"I suggest to [one of the men to be hunted] that we go hunting. I give him three hours' start. I am to follow, armed only with a pistol of the smallest caliber and range. If my quarry eludes me for three whole days, he wins the game. If I find him"-the general smiled-"he loses." (Connell 16)

When Dick Prosser performs his murders, it is almost as if he does not know what he is doing. Dick is a gentle man, but racism seems to have gotten the best of him. He has taken all he can take. A drunk man and Dick are involved in an accident. The man has side-swiped Dick. However, the drunk man begins hitting Dick. Blood trickles down his face. Wolfe informs the reader: "But suddenly the whites of his eyes were shot with red, his bleeding lips bared for a moment over the white ivory of his teeth" (27). Prosser, unlike Zaroff, values the living; he is simply fed up with the human race.

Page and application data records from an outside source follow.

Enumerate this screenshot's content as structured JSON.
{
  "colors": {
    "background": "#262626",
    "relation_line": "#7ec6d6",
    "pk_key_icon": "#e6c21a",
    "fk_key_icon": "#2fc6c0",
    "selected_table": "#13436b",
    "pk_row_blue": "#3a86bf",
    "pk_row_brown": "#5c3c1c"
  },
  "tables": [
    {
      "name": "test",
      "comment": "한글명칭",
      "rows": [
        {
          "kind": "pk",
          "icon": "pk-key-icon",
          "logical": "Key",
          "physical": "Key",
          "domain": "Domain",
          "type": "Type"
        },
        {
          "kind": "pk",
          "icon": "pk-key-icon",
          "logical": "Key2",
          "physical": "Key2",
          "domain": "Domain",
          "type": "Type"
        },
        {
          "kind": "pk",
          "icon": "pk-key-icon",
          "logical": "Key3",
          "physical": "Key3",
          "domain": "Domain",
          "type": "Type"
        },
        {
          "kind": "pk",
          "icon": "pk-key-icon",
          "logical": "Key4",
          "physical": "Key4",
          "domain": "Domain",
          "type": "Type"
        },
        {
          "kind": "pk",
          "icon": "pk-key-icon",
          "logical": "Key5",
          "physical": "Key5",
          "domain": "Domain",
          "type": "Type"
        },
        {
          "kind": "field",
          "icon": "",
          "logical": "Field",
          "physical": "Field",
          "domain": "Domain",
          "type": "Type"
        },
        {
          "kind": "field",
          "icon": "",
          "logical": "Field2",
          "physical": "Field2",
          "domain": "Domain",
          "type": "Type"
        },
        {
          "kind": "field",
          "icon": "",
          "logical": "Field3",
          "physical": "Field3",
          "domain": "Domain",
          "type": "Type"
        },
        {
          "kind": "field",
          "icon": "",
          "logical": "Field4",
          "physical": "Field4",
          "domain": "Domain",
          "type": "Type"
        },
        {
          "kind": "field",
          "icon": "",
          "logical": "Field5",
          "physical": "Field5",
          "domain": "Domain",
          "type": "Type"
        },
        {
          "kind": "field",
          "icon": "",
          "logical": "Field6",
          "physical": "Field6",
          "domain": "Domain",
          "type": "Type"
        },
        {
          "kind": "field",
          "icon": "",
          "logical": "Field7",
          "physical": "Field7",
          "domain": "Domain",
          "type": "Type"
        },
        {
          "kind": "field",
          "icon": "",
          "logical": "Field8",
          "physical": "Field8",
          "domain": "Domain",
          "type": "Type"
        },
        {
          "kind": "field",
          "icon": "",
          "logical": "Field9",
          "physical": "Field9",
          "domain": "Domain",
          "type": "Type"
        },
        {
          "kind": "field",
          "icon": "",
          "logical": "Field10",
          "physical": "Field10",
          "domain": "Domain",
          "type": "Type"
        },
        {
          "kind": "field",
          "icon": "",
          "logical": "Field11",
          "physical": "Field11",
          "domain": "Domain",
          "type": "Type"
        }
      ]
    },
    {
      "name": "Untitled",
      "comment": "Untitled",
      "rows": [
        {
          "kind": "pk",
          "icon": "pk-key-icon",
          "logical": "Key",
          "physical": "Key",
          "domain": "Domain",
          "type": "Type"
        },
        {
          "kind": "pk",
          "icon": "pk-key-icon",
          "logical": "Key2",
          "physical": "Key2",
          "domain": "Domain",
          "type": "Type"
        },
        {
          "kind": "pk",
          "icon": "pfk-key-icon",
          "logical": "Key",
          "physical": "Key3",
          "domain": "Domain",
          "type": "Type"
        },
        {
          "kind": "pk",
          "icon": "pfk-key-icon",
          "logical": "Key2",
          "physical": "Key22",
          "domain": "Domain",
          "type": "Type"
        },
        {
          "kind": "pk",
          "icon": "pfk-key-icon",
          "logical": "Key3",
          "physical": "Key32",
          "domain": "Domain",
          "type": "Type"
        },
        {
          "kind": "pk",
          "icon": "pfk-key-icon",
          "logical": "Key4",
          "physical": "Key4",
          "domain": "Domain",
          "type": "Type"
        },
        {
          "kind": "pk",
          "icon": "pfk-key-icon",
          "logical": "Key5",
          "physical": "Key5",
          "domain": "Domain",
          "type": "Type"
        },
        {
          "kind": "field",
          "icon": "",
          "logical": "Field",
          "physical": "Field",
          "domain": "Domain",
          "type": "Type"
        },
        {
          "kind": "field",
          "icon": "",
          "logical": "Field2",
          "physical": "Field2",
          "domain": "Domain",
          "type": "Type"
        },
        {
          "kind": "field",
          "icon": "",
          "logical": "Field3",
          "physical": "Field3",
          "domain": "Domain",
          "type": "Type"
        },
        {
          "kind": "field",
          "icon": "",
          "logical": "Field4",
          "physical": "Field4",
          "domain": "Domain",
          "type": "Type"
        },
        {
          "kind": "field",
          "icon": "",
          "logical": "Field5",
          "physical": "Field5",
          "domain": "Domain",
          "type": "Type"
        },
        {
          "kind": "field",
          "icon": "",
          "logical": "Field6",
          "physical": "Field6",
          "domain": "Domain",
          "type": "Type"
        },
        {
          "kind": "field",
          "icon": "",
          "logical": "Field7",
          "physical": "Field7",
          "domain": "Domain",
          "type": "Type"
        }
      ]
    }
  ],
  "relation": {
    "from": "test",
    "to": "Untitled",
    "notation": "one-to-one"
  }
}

Furthermore, the morals of each character justify the more plausible character. In the end, General Zaroff is still inhumane. He never really grasps the wrong in his sport of hunting. It is still just